• _Aim of the task_
The records below must be copied out completely and exactly.

** Source records follows **

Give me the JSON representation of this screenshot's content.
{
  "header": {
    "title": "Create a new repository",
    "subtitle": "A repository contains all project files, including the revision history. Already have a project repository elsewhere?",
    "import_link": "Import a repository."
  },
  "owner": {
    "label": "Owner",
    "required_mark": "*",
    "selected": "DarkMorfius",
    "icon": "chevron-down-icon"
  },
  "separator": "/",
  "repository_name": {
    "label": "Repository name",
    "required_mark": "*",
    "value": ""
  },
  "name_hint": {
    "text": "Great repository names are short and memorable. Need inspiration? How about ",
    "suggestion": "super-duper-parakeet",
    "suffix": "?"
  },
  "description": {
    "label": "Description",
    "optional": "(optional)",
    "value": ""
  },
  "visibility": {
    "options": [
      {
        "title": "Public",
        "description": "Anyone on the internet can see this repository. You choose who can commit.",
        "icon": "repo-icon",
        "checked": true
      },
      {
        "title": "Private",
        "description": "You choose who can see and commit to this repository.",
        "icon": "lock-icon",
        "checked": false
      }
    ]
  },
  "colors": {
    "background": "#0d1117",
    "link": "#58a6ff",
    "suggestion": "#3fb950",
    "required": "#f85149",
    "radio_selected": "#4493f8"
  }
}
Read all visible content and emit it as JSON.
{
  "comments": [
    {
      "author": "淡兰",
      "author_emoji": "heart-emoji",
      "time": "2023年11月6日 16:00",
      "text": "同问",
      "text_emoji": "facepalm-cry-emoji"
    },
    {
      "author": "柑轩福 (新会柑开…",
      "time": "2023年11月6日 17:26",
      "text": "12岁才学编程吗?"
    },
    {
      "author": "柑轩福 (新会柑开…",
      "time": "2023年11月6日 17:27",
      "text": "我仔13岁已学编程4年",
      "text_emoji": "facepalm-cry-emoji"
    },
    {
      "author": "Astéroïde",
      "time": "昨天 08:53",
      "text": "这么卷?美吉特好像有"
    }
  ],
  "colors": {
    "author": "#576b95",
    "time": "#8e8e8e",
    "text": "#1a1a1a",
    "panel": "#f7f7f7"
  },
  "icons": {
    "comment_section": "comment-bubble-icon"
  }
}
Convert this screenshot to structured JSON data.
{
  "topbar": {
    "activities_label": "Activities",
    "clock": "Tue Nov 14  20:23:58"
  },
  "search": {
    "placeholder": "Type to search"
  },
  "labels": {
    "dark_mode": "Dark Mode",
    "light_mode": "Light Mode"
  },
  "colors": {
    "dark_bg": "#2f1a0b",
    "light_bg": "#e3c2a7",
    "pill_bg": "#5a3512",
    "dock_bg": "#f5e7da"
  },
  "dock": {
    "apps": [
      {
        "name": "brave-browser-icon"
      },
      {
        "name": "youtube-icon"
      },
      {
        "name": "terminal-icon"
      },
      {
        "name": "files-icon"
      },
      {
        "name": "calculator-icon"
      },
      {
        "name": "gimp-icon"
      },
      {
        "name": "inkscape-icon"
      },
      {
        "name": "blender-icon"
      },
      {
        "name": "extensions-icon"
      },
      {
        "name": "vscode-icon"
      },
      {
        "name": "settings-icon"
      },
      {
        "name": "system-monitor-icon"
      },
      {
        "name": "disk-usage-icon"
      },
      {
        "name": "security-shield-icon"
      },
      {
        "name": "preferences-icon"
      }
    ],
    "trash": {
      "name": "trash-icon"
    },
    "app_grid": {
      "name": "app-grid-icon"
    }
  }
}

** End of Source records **

• _Solution to this exercise_
Give me the JSON representation of this screenshot's content.
{
  "header": {
    "title": "Create a new repository",
    "subtitle": "A repository contains all project files, including the revision history. Already have a project repository elsewhere?",
    "import_link": "Import a repository."
  },
  "owner": {
    "label": "Owner",
    "required_mark": "*",
    "selected": "DarkMorfius",
    "icon": "chevron-down-icon"
  },
  "separator": "/",
  "repository_name": {
    "label": "Repository name",
    "required_mark": "*",
    "value": ""
  },
  "name_hint": {
    "text": "Great repository names are short and memorable. Need inspiration? How about ",
    "suggestion": "super-duper-parakeet",
    "suffix": "?"
  },
  "description": {
    "label": "Description",
    "optional": "(optional)",
    "value": ""
  },
  "visibility": {
    "options": [
      {
        "title": "Public",
        "description": "Anyone on the internet can see this repository. You choose who can commit.",
        "icon": "repo-icon",
        "checked": true
      },
      {
        "title": "Private",
        "description": "You choose who can see and commit to this repository.",
        "icon": "lock-icon",
        "checked": false
      }
    ]
  },
  "colors": {
    "background": "#0d1117",
    "link": "#58a6ff",
    "suggestion": "#3fb950",
    "required": "#f85149",
    "radio_selected": "#4493f8"
  }
}
Read all visible content and emit it as JSON.
{
  "comments": [
    {
      "author": "淡兰",
      "author_emoji": "heart-emoji",
      "time": "2023年11月6日 16:00",
      "text": "同问",
      "text_emoji": "facepalm-cry-emoji"
    },
    {
      "author": "柑轩福 (新会柑开…",
      "time": "2023年11月6日 17:26",
      "text": "12岁才学编程吗?"
    },
    {
      "author": "柑轩福 (新会柑开…",
      "time": "2023年11月6日 17:27",
      "text": "我仔13岁已学编程4年",
      "text_emoji": "facepalm-cry-emoji"
    },
    {
      "author": "Astéroïde",
      "time": "昨天 08:53",
      "text": "这么卷?美吉特好像有"
    }
  ],
  "colors": {
    "author": "#576b95",
    "time": "#8e8e8e",
    "text": "#1a1a1a",
    "panel": "#f7f7f7"
  },
  "icons": {
    "comment_section": "comment-bubble-icon"
  }
}
Convert this screenshot to structured JSON data.
{
  "topbar": {
    "activities_label": "Activities",
    "clock": "Tue Nov 14  20:23:58"
  },
  "search": {
    "placeholder": "Type to search"
  },
  "labels": {
    "dark_mode": "Dark Mode",
    "light_mode": "Light Mode"
  },
  "colors": {
    "dark_bg": "#2f1a0b",
    "light_bg": "#e3c2a7",
    "pill_bg": "#5a3512",
    "dock_bg": "#f5e7da"
  },
  "dock": {
    "apps": [
      {
        "name": "brave-browser-icon"
      },
      {
        "name": "youtube-icon"
      },
      {
        "name": "terminal-icon"
      },
      {
        "name": "files-icon"
      },
      {
        "name": "calculator-icon"
      },
      {
        "name": "gimp-icon"
      },
      {
        "name": "inkscape-icon"
      },
      {
        "name": "blender-icon"
      },
      {
        "name": "extensions-icon"
      },
      {
        "name": "vscode-icon"
      },
      {
        "name": "settings-icon"
      },
      {
        "name": "system-monitor-icon"
      },
      {
        "name": "disk-usage-icon"
      },
      {
        "name": "security-shield-icon"
      },
      {
        "name": "preferences-icon"
      }
    ],
    "trash": {
      "name": "trash-icon"
    },
    "app_grid": {
      "name": "app-grid-icon"
    }
  }
}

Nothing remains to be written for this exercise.